* [Exercise data]:
----------------

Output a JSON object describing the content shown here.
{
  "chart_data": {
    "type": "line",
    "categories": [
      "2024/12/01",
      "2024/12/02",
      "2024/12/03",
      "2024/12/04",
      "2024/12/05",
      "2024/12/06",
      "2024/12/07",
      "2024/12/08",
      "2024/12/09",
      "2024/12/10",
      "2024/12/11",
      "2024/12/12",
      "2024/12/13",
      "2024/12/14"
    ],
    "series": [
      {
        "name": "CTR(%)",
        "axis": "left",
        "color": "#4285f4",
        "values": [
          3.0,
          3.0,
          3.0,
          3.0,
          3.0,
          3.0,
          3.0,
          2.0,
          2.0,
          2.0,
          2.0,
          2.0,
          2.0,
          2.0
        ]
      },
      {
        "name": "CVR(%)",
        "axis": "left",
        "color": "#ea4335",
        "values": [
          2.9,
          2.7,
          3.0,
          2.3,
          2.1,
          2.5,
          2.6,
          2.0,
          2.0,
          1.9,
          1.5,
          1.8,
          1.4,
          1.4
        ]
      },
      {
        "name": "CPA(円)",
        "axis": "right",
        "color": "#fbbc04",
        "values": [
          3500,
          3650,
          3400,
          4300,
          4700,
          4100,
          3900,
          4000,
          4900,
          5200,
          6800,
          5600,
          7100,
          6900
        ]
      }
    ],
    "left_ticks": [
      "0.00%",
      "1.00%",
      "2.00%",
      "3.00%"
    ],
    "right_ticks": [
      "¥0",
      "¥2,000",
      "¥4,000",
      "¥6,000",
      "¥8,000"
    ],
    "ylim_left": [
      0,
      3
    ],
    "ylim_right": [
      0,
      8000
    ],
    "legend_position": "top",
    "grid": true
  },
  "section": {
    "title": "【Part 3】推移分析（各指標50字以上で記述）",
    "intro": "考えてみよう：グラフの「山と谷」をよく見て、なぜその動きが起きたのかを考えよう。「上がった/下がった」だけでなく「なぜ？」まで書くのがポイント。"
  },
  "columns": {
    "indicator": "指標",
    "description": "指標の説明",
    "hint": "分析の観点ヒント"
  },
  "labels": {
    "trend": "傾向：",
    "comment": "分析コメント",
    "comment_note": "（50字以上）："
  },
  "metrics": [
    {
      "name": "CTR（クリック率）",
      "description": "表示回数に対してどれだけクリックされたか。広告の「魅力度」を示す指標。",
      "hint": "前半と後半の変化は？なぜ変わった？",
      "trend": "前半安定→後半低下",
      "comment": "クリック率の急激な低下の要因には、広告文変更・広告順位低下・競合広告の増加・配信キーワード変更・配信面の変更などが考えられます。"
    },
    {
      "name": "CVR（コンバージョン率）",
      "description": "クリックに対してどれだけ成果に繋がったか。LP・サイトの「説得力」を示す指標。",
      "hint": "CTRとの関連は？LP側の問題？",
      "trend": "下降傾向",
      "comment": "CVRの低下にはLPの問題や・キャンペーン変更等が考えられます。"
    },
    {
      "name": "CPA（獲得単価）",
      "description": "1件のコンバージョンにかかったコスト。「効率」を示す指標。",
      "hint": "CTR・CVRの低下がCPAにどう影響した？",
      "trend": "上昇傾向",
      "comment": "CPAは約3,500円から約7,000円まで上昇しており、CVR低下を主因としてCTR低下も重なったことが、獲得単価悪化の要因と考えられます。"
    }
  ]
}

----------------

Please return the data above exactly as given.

Output a JSON object describing the content shown here.
{
  "chart_data": {
    "type": "line",
    "categories": [
      "2024/12/01",
      "2024/12/02",
      "2024/12/03",
      "2024/12/04",
      "2024/12/05",
      "2024/12/06",
      "2024/12/07",
      "2024/12/08",
      "2024/12/09",
      "2024/12/10",
      "2024/12/11",
      "2024/12/12",
      "2024/12/13",
      "2024/12/14"
    ],
    "series": [
      {
        "name": "CTR(%)",
        "axis": "left",
        "color": "#4285f4",
        "values": [
          3.0,
          3.0,
          3.0,
          3.0,
          3.0,
          3.0,
          3.0,
          2.0,
          2.0,
          2.0,
          2.0,
          2.0,
          2.0,
          2.0
        ]
      },
      {
        "name": "CVR(%)",
        "axis": "left",
        "color": "#ea4335",
        "values": [
          2.9,
          2.7,
          3.0,
          2.3,
          2.1,
          2.5,
          2.6,
          2.0,
          2.0,
          1.9,
          1.5,
          1.8,
          1.4,
          1.4
        ]
      },
      {
        "name": "CPA(円)",
        "axis": "right",
        "color": "#fbbc04",
        "values": [
          3500,
          3650,
          3400,
          4300,
          4700,
          4100,
          3900,
          4000,
          4900,
          5200,
          6800,
          5600,
          7100,
          6900
        ]
      }
    ],
    "left_ticks": [
      "0.00%",
      "1.00%",
      "2.00%",
      "3.00%"
    ],
    "right_ticks": [
      "¥0",
      "¥2,000",
      "¥4,000",
      "¥6,000",
      "¥8,000"
    ],
    "ylim_left": [
      0,
      3
    ],
    "ylim_right": [
      0,
      8000
    ],
    "legend_position": "top",
    "grid": true
  },
  "section": {
    "title": "【Part 3】推移分析（各指標50字以上で記述）",
    "intro": "考えてみよう：グラフの「山と谷」をよく見て、なぜその動きが起きたのかを考えよう。「上がった/下がった」だけでなく「なぜ？」まで書くのがポイント。"
  },
  "columns": {
    "indicator": "指標",
    "description": "指標の説明",
    "hint": "分析の観点ヒント"
  },
  "labels": {
    "trend": "傾向：",
    "comment": "分析コメント",
    "comment_note": "（50字以上）："
  },
  "metrics": [
    {
      "name": "CTR（クリック率）",
      "description": "表示回数に対してどれだけクリックされたか。広告の「魅力度」を示す指標。",
      "hint": "前半と後半の変化は？なぜ変わった？",
      "trend": "前半安定→後半低下",
      "comment": "クリック率の急激な低下の要因には、広告文変更・広告順位低下・競合広告の増加・配信キーワード変更・配信面の変更などが考えられます。"
    },
    {
      "name": "CVR（コンバージョン率）",
      "description": "クリックに対してどれだけ成果に繋がったか。LP・サイトの「説得力」を示す指標。",
      "hint": "CTRとの関連は？LP側の問題？",
      "trend": "下降傾向",
      "comment": "CVRの低下にはLPの問題や・キャンペーン変更等が考えられます。"
    },
    {
      "name": "CPA（獲得単価）",
      "description": "1件のコンバージョンにかかったコスト。「効率」を示す指標。",
      "hint": "CTR・CVRの低下がCPAにどう影響した？",
      "trend": "上昇傾向",
      "comment": "CPAは約3,500円から約7,000円まで上昇しており、CVR低下を主因としてCTR低下も重なったことが、獲得単価悪化の要因と考えられます。"
    }
  ]
}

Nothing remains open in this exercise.